EXERCISE | Gather all lines with "Minute" from the records.

*** EXTRACTED MATERIAL

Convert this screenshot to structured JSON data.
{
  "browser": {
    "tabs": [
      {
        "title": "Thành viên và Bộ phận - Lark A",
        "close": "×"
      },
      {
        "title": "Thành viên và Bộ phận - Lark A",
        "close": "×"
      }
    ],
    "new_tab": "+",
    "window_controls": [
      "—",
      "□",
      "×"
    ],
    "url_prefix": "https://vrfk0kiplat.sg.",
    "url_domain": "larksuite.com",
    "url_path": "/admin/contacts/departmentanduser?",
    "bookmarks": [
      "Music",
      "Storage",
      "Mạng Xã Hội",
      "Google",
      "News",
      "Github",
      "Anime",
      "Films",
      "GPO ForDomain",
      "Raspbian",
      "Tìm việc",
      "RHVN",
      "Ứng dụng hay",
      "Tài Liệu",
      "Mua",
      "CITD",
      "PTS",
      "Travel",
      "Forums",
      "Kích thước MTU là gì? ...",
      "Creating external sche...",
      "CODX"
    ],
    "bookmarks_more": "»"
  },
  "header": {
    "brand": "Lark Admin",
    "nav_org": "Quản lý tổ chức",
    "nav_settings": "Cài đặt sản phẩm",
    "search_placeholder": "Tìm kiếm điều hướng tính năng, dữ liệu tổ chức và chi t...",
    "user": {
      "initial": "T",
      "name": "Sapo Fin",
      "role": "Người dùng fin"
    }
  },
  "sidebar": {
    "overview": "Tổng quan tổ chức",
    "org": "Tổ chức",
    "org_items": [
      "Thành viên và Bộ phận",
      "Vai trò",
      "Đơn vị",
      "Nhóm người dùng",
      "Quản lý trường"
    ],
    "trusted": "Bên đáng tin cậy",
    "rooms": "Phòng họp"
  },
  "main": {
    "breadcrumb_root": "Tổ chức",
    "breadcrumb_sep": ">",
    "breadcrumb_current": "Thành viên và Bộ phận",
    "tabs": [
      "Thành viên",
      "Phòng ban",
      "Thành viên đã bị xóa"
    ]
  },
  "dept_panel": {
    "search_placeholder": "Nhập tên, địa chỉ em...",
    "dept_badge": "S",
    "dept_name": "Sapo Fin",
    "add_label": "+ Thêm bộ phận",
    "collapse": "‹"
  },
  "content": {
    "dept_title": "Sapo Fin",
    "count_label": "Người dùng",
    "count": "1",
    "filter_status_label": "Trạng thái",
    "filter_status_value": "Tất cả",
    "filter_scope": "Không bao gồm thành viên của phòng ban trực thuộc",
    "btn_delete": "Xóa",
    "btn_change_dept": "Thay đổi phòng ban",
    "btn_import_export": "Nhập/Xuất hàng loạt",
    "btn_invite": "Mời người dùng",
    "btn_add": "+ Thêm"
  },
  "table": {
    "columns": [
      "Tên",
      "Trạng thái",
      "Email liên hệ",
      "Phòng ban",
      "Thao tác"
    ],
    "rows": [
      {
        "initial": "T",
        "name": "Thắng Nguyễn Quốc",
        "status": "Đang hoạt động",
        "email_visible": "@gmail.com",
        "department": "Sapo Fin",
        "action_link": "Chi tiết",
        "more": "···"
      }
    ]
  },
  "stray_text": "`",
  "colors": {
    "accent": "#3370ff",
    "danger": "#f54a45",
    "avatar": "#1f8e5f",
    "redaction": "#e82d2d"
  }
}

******
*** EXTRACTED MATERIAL

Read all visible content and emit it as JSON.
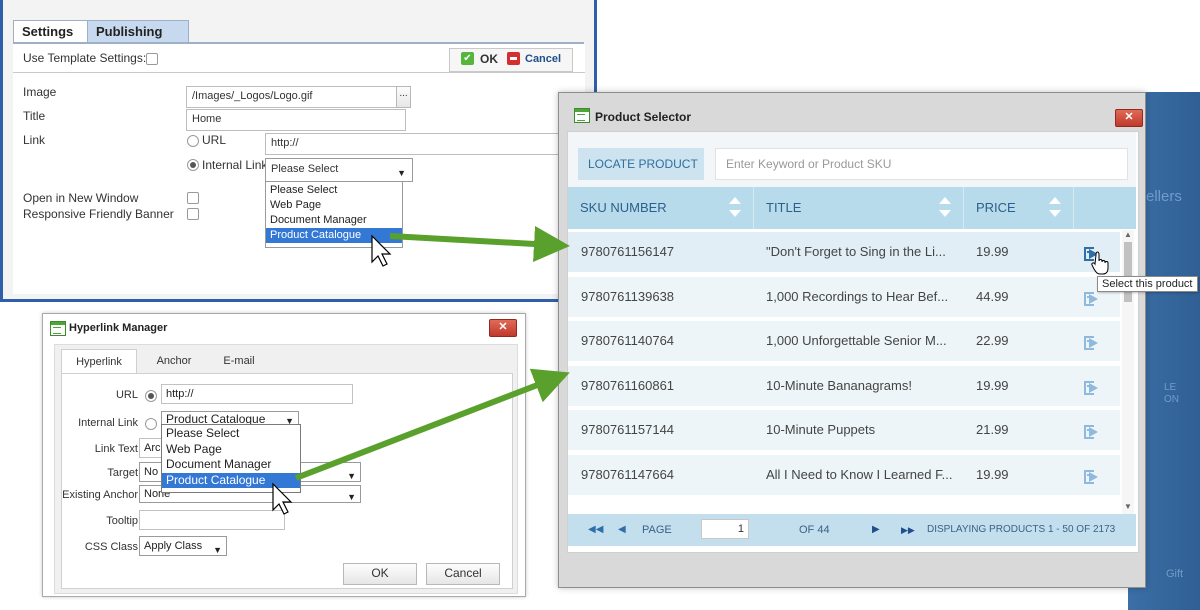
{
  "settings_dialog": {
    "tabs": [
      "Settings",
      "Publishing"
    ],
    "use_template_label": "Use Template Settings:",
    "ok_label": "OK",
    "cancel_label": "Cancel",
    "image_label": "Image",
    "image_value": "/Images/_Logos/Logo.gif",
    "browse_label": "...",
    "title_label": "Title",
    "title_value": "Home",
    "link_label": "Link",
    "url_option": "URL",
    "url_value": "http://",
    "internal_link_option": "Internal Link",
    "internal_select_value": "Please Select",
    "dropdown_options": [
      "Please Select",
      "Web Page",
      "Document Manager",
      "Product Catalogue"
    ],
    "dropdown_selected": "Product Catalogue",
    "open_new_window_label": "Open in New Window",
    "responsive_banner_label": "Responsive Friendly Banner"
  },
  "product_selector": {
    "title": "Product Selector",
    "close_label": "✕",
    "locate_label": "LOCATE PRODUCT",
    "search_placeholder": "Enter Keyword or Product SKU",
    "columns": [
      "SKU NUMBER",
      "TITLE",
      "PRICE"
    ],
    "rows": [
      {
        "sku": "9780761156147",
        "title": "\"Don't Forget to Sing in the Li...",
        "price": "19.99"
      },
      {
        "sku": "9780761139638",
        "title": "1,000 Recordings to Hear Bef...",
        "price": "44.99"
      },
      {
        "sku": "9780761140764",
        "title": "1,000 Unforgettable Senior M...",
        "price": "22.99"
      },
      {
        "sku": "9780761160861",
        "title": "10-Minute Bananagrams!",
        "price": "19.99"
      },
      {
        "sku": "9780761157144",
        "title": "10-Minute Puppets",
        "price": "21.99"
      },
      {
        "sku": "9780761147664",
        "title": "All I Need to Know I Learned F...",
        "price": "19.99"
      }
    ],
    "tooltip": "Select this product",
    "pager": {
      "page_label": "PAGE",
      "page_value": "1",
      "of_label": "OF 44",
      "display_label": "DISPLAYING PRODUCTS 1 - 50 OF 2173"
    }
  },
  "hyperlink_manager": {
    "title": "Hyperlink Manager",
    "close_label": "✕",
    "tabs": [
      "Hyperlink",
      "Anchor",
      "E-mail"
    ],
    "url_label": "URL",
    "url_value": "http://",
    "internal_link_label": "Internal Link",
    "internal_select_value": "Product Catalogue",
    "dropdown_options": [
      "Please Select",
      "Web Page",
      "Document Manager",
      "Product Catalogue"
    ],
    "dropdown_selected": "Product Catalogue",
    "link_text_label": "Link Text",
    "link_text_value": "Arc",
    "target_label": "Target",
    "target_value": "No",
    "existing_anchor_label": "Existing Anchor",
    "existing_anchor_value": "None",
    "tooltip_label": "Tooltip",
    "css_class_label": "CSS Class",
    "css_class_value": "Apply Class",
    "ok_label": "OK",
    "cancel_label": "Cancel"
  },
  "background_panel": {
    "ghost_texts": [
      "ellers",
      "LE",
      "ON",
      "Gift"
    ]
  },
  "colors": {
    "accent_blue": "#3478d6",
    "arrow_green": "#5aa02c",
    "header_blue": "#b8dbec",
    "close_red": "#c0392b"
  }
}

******
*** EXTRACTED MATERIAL

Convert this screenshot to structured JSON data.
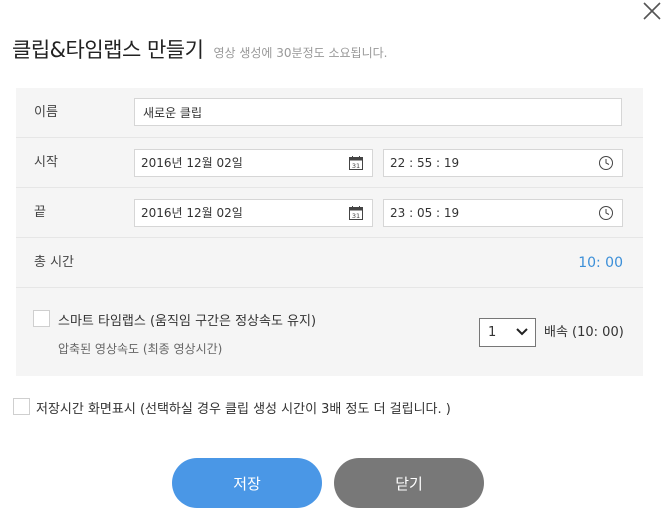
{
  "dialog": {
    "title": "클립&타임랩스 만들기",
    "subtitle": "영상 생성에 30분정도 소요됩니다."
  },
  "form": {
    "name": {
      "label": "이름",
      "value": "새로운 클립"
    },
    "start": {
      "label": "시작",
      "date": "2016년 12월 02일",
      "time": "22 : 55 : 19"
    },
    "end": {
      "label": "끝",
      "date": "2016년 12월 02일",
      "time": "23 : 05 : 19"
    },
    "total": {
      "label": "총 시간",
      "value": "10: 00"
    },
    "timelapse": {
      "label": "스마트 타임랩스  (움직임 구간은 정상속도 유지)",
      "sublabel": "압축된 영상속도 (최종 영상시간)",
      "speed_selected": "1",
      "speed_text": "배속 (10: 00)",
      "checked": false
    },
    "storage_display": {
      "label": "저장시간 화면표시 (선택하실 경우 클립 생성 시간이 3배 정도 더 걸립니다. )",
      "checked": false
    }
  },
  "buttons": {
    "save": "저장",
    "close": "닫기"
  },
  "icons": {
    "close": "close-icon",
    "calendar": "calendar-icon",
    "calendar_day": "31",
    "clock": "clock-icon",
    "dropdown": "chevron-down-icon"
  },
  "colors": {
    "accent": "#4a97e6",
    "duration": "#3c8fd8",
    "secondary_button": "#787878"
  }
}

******

WORKED SOLUTION |
        "title": "10-Minute Bananagrams!",
        "title": "10-Minute Puppets",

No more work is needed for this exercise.